#### Problem details
The records beneath should be restated word for word.

#### Excerpted records

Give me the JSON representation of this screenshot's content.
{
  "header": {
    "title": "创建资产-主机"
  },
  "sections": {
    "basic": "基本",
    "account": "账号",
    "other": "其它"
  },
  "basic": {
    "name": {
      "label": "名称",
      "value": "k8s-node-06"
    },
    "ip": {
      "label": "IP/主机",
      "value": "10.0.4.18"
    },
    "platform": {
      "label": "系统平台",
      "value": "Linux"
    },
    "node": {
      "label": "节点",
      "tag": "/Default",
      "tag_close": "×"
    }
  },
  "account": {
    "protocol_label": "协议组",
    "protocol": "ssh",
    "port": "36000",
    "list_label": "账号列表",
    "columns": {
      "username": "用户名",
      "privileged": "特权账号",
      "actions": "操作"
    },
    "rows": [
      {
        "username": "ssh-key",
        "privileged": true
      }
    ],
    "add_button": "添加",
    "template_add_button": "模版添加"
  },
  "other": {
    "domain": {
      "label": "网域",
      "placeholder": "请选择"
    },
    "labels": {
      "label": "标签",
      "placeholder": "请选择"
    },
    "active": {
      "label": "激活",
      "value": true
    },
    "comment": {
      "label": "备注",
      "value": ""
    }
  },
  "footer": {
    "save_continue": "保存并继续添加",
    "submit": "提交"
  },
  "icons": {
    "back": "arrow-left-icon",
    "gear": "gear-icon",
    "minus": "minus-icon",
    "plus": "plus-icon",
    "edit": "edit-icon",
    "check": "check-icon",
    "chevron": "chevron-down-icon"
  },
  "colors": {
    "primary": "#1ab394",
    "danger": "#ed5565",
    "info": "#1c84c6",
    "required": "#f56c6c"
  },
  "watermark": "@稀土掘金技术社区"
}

#### Response
Give me the JSON representation of this screenshot's content.
{
  "header": {
    "title": "创建资产-主机"
  },
  "sections": {
    "basic": "基本",
    "account": "账号",
    "other": "其它"
  },
  "basic": {
    "name": {
      "label": "名称",
      "value": "k8s-node-06"
    },
    "ip": {
      "label": "IP/主机",
      "value": "10.0.4.18"
    },
    "platform": {
      "label": "系统平台",
      "value": "Linux"
    },
    "node": {
      "label": "节点",
      "tag": "/Default",
      "tag_close": "×"
    }
  },
  "account": {
    "protocol_label": "协议组",
    "protocol": "ssh",
    "port": "36000",
    "list_label": "账号列表",
    "columns": {
      "username": "用户名",
      "privileged": "特权账号",
      "actions": "操作"
    },
    "rows": [
      {
        "username": "ssh-key",
        "privileged": true
      }
    ],
    "add_button": "添加",
    "template_add_button": "模版添加"
  },
  "other": {
    "domain": {
      "label": "网域",
      "placeholder": "请选择"
    },
    "labels": {
      "label": "标签",
      "placeholder": "请选择"
    },
    "active": {
      "label": "激活",
      "value": true
    },
    "comment": {
      "label": "备注",
      "value": ""
    }
  },
  "footer": {
    "save_continue": "保存并继续添加",
    "submit": "提交"
  },
  "icons": {
    "back": "arrow-left-icon",
    "gear": "gear-icon",
    "minus": "minus-icon",
    "plus": "plus-icon",
    "edit": "edit-icon",
    "check": "check-icon",
    "chevron": "chevron-down-icon"
  },
  "colors": {
    "primary": "#1ab394",
    "danger": "#ed5565",
    "info": "#1c84c6",
    "required": "#f56c6c"
  },
  "watermark": "@稀土掘金技术社区"
}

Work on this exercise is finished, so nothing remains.